My favorite English term for an environmentalist is, without doubt, treehugger. It sounds warm and cozy. Being slightly pejorative, it is also a warning against arrogance, that occupational hazard of all activists. This combination is hard to beat!

Given the existence of this excellent word, I decided to do some background research to find out how it came into being. AlterNet offers a fascinating article on the topic. And so I present to you, the original treehuggers:

“The first tree huggers were 294 men and 69 women belonging to the Bishnois branch of Hinduism, who, in 1730,  died while trying to protect the trees in their village from being turned into the raw material for building a palace. They literally clung to the trees, while being slaughtered by the foresters. But their action led to a royal decree prohibiting the cutting of trees in any Bishnoi village. And now those villages are virtual wooded oases amidst an otherwise desert landscape.”

Yet another innovation from India. The term was popularized by the Chipko Andolan in the 1970s in the Himalayas:

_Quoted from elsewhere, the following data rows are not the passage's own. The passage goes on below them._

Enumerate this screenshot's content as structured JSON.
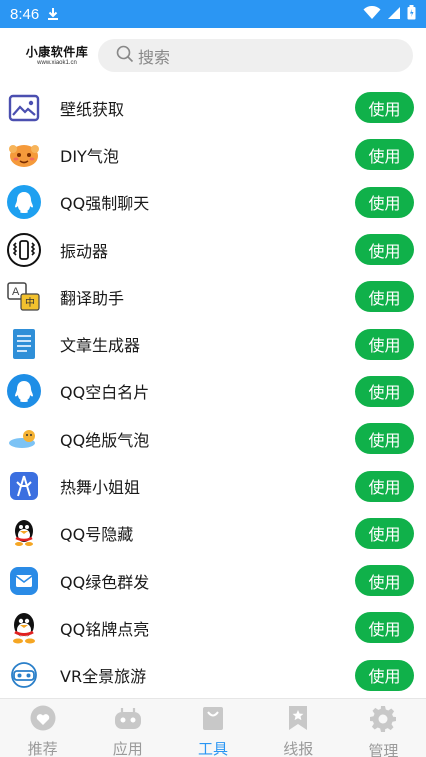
{
  "status_bar": {
    "time": "8:46"
  },
  "header": {
    "logo_main": "小康软件库",
    "logo_sub": "www.xiaok1.cn",
    "search_placeholder": "搜索"
  },
  "colors": {
    "accent": "#2b96f3",
    "button_green": "#10b14a",
    "tab_inactive": "#9a9a9a"
  },
  "tools": [
    {
      "label": "壁纸获取",
      "icon": "wallpaper-icon",
      "button": "使用"
    },
    {
      "label": "DIY气泡",
      "icon": "bubble-face-icon",
      "button": "使用"
    },
    {
      "label": "QQ强制聊天",
      "icon": "qq-chat-icon",
      "button": "使用"
    },
    {
      "label": "振动器",
      "icon": "vibrator-icon",
      "button": "使用"
    },
    {
      "label": "翻译助手",
      "icon": "translate-icon",
      "button": "使用"
    },
    {
      "label": "文章生成器",
      "icon": "document-icon",
      "button": "使用"
    },
    {
      "label": "QQ空白名片",
      "icon": "qq-card-icon",
      "button": "使用"
    },
    {
      "label": "QQ绝版气泡",
      "icon": "bubble-icon",
      "button": "使用"
    },
    {
      "label": "热舞小姐姐",
      "icon": "dance-icon",
      "button": "使用"
    },
    {
      "label": "QQ号隐藏",
      "icon": "qq-penguin-icon",
      "button": "使用"
    },
    {
      "label": "QQ绿色群发",
      "icon": "mail-icon",
      "button": "使用"
    },
    {
      "label": "QQ铭牌点亮",
      "icon": "qq-penguin-badge-icon",
      "button": "使用"
    },
    {
      "label": "VR全景旅游",
      "icon": "vr-icon",
      "button": "使用"
    }
  ],
  "tabs": [
    {
      "label": "推荐",
      "icon": "heart-icon",
      "active": false
    },
    {
      "label": "应用",
      "icon": "gamepad-icon",
      "active": false
    },
    {
      "label": "工具",
      "icon": "bag-icon",
      "active": true
    },
    {
      "label": "线报",
      "icon": "bookmark-star-icon",
      "active": false
    },
    {
      "label": "管理",
      "icon": "gear-icon",
      "active": false
    }
  ]
}
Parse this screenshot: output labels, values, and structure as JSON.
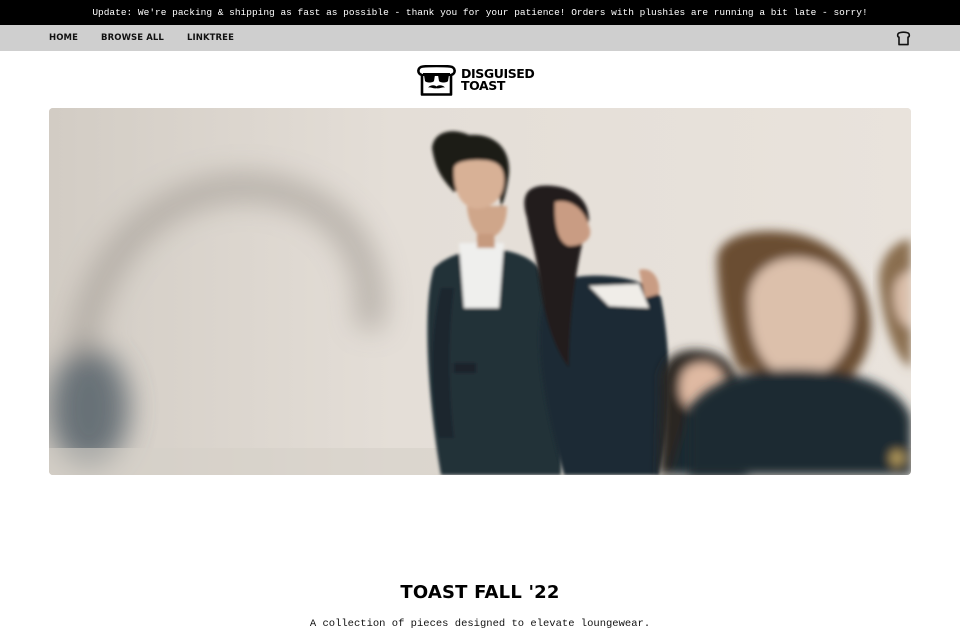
{
  "announcement": {
    "text": "Update: We're packing & shipping as fast as possible - thank you for your patience! Orders with plushies are running a bit late - sorry!"
  },
  "nav": {
    "items": [
      {
        "label": "HOME"
      },
      {
        "label": "BROWSE ALL"
      },
      {
        "label": "LINKTREE"
      }
    ],
    "cart_icon": "toast-cart-icon"
  },
  "brand": {
    "logo_icon": "toast-sunglasses-logo",
    "line1": "DISGUISED",
    "line2": "TOAST"
  },
  "hero": {
    "image": "fall-collection-models-photo"
  },
  "collection": {
    "title": "TOAST FALL '22",
    "description": "A collection of pieces designed to elevate loungewear."
  },
  "colors": {
    "announcement_bg": "#000000",
    "nav_bg": "#cfcfcf",
    "text": "#111111"
  }
}
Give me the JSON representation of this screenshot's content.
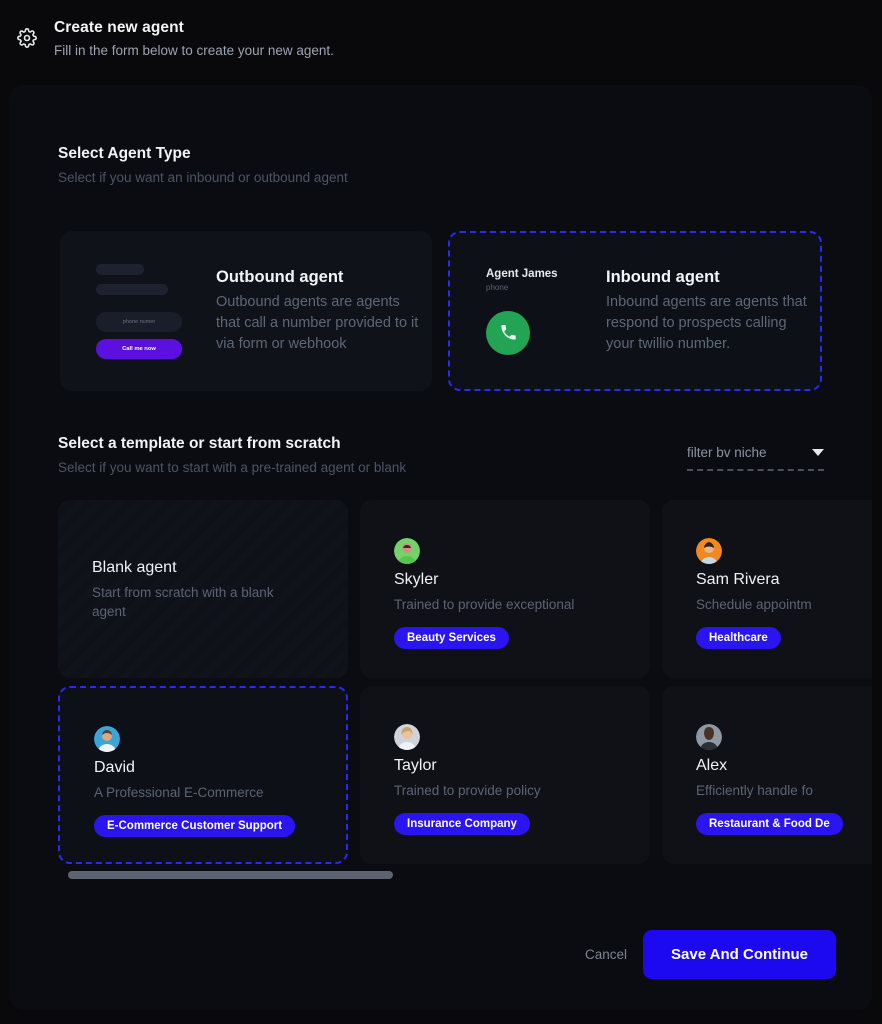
{
  "header": {
    "icon": "gear-icon",
    "title": "Create new agent",
    "subtitle": "Fill in the form below to create your new agent."
  },
  "agent_type_section": {
    "title": "Select Agent Type",
    "subtitle": "Select if you want an inbound or outbound agent",
    "cards": [
      {
        "id": "outbound",
        "name": "Outbound agent",
        "description": "Outbound agents are agents that call a number provided to it via form or webhook",
        "selected": false,
        "mock": {
          "input_placeholder": "phone numer",
          "button_label": "Call me now"
        }
      },
      {
        "id": "inbound",
        "name": "Inbound agent",
        "description": "Inbound agents are agents that respond to prospects calling your twillio number.",
        "selected": true,
        "mock": {
          "agent_name": "Agent James",
          "agent_label": "phone",
          "call_icon": "phone-icon"
        }
      }
    ]
  },
  "template_section": {
    "title": "Select a template or start from scratch",
    "subtitle": "Select if you want to start with a pre-trained agent or blank",
    "filter": {
      "label": "filter bv niche",
      "icon": "chevron-down-icon"
    },
    "cards": [
      {
        "id": "blank",
        "name": "Blank agent",
        "description": "Start from scratch with a blank agent",
        "badge": "",
        "selected": false,
        "avatar_color": ""
      },
      {
        "id": "skyler",
        "name": "Skyler",
        "description": "Trained to provide exceptional",
        "badge": "Beauty Services",
        "selected": false,
        "avatar_color": "#72d36a"
      },
      {
        "id": "sam-rivera",
        "name": "Sam Rivera",
        "description": "Schedule appointm",
        "badge": "Healthcare",
        "selected": false,
        "avatar_color": "#f08a1e"
      },
      {
        "id": "david",
        "name": "David",
        "description": "A Professional E-Commerce",
        "badge": "E-Commerce Customer Support",
        "selected": true,
        "avatar_color": "#3aa6d8"
      },
      {
        "id": "taylor",
        "name": "Taylor",
        "description": "Trained to provide policy",
        "badge": "Insurance Company",
        "selected": false,
        "avatar_color": "#cfd4dc"
      },
      {
        "id": "alex",
        "name": "Alex",
        "description": "Efficiently handle fo",
        "badge": "Restaurant & Food De",
        "selected": false,
        "avatar_color": "#8d9aa6"
      }
    ]
  },
  "footer": {
    "cancel_label": "Cancel",
    "save_label": "Save And Continue"
  },
  "colors": {
    "accent_blue": "#2a14ef",
    "selected_border": "#2a2af5",
    "call_green": "#23a455",
    "mock_button_purple": "#5b0fe0",
    "page_background": "#09090b",
    "panel_background": "#0b0c12",
    "card_background": "#0f1117"
  }
}
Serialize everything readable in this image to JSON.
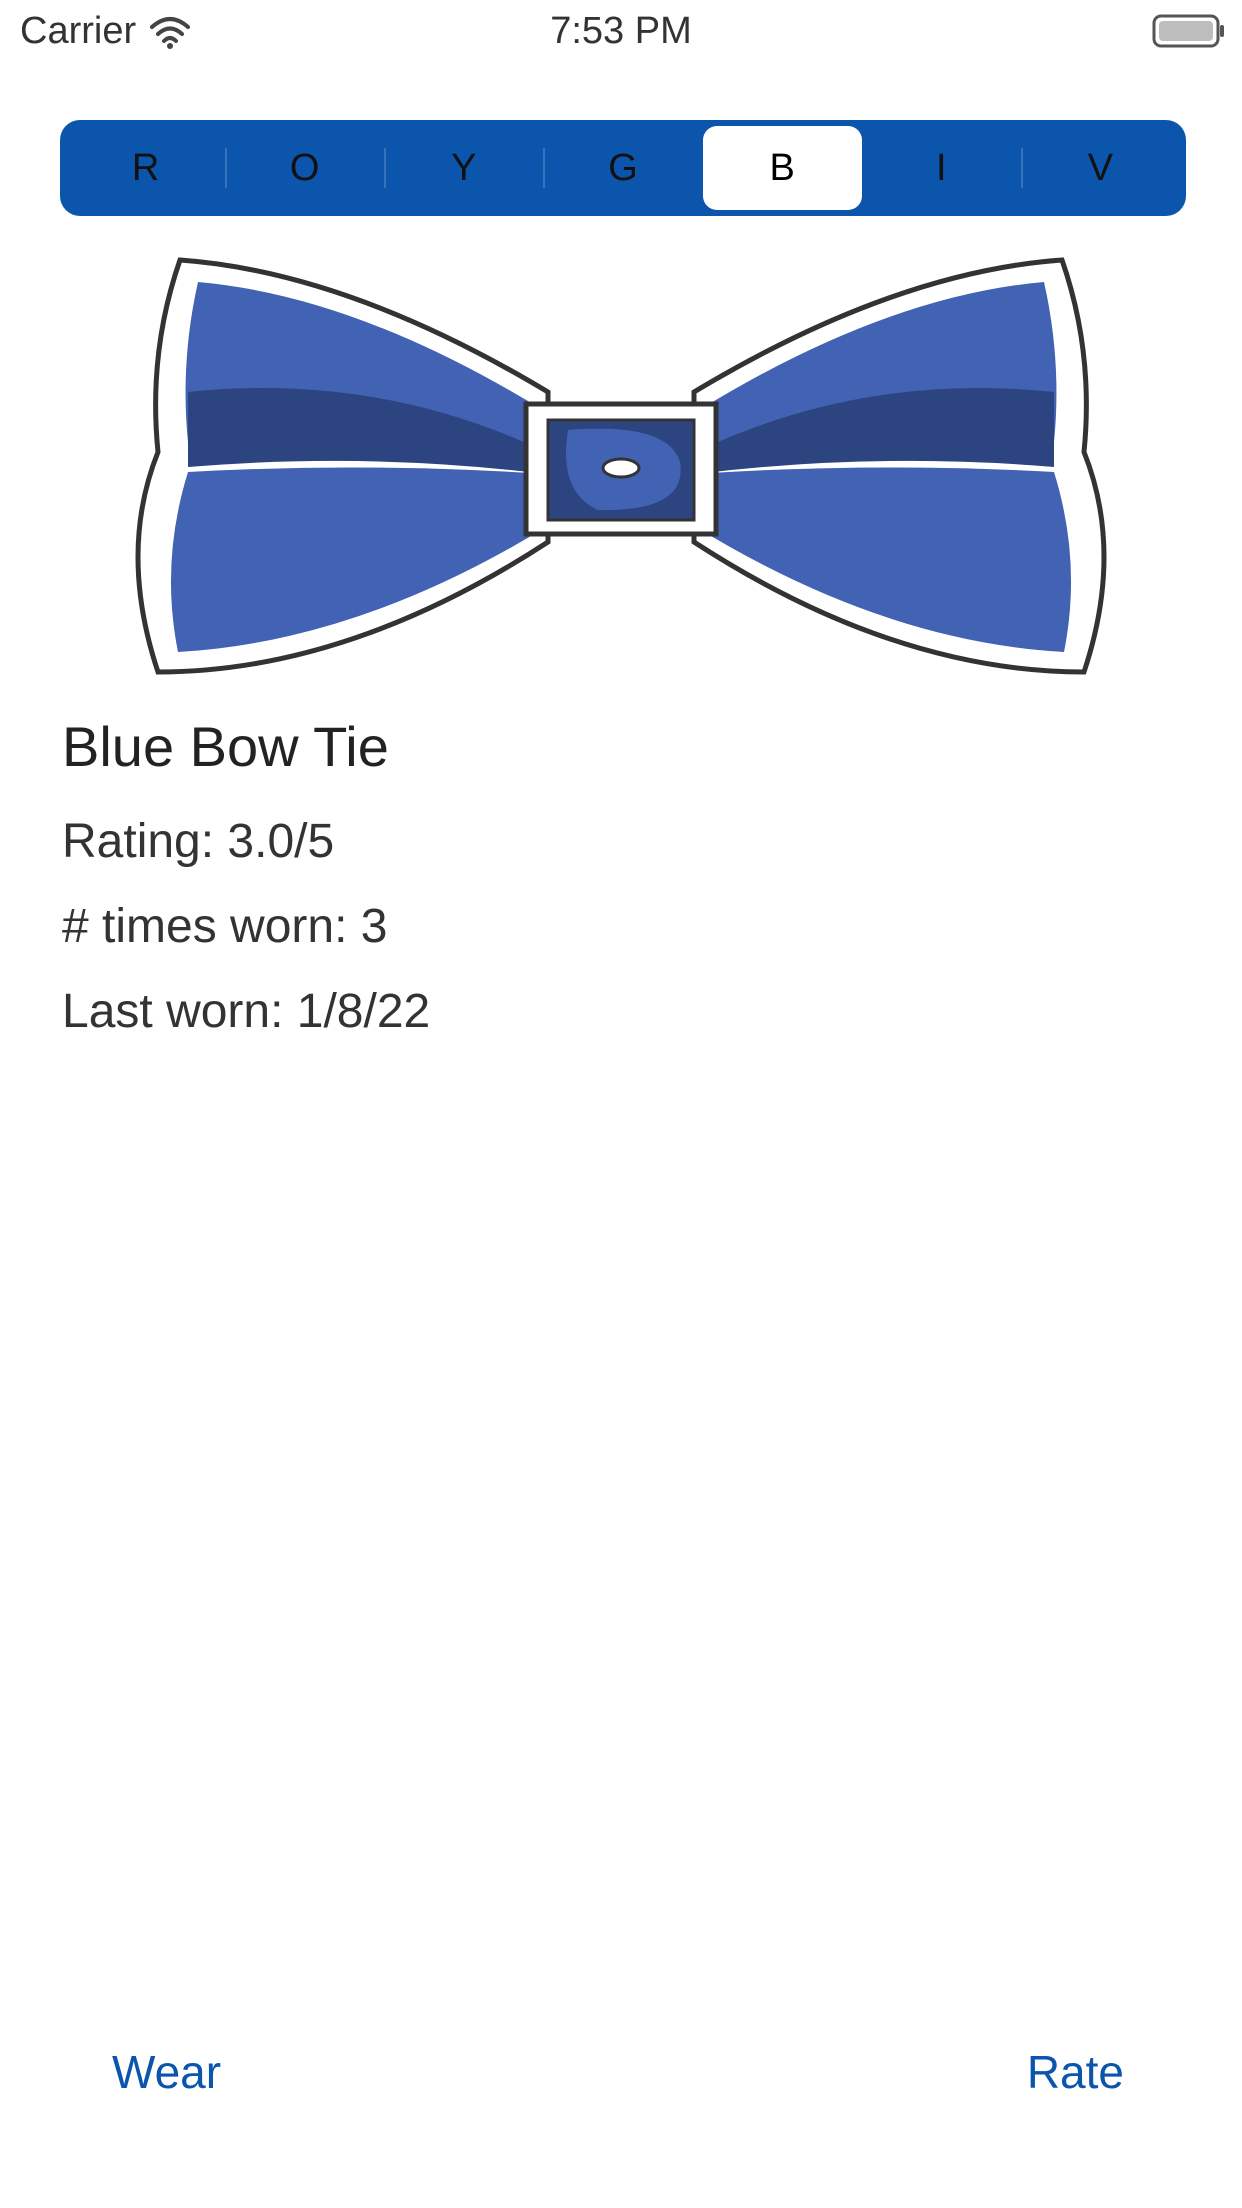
{
  "status_bar": {
    "carrier": "Carrier",
    "time": "7:53 PM"
  },
  "color_picker": {
    "segments": [
      "R",
      "O",
      "Y",
      "G",
      "B",
      "I",
      "V"
    ],
    "selected": "B",
    "background_color": "#0b55ad"
  },
  "item": {
    "image_icon": "blue-bow-tie",
    "image_color": "#4263b3",
    "title": "Blue Bow Tie",
    "rating": "Rating: 3.0/5",
    "times_worn": "# times worn: 3",
    "last_worn": "Last worn: 1/8/22"
  },
  "actions": {
    "wear_label": "Wear",
    "rate_label": "Rate",
    "link_color": "#0b55ad"
  }
}
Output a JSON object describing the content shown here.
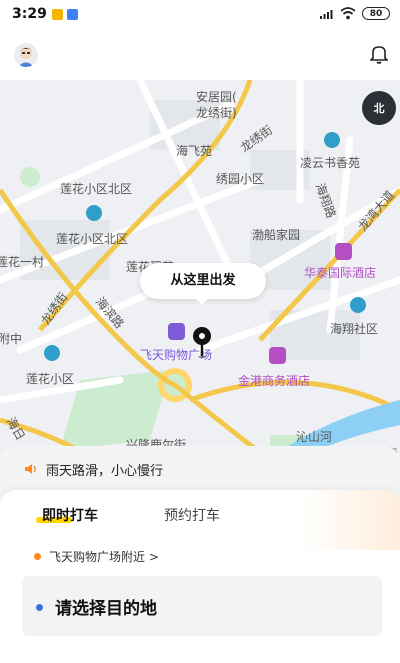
{
  "status_bar": {
    "time": "3:29",
    "battery": "80"
  },
  "map": {
    "labels": {
      "anjuyuan": "安居园(",
      "longxiujie_paren": "龙绣街)",
      "haifeiyuan": "海飞苑",
      "longxiujie_1": "龙绣街",
      "lingyun": "凌云书香苑",
      "lianhua_north_1": "莲花小区北区",
      "xiuyuan": "绣园小区",
      "haixiang_road": "海翔路",
      "longwan": "龙湾大道",
      "lianhua_north_2": "莲花小区北区",
      "bochuan": "渤船家园",
      "lianhua_1cun": "莲花一村",
      "lianhua_yuan": "莲花翠苑",
      "huatai": "华泰国际酒店",
      "longxiujie_2": "龙绣街",
      "haibin": "海滨路",
      "haixiang_she": "海翔社区",
      "fuzhong": "附中",
      "feitian": "飞天购物广场",
      "jingang": "金港商务酒店",
      "lianhua_xiaoqu": "莲花小区",
      "haiyang": "海日",
      "xinglong": "兴隆鹿尔街",
      "qinshan": "沁山河",
      "qing": "青"
    },
    "compass_label": "北",
    "start_bubble": "从这里出发"
  },
  "notice": {
    "text": "雨天路滑，小心慢行"
  },
  "tabs": {
    "now": "即时打车",
    "later": "预约打车"
  },
  "origin": {
    "text": "飞天购物广场附近 >"
  },
  "destination": {
    "placeholder": "请选择目的地"
  },
  "colors": {
    "accent_yellow": "#ffd400",
    "origin_dot": "#ff8a1f",
    "dest_dot": "#3b6fe0",
    "poi_blue": "#2f9fc9",
    "poi_purple": "#b34fc3"
  }
}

“Not only that, the Bishnois inspired the Chipko movement (which means “to cling”) that started in the 1970s, when a group of peasant women in Northeast India threw their arms around trees designated to be cut down. Within a few years, this tactic, also known as tree satyagraha, had spread across India, ultimately forcing reforms in forestry and a moratorium on tree felling in Himalayan regions.”

So, that’s why they call us treehuggers.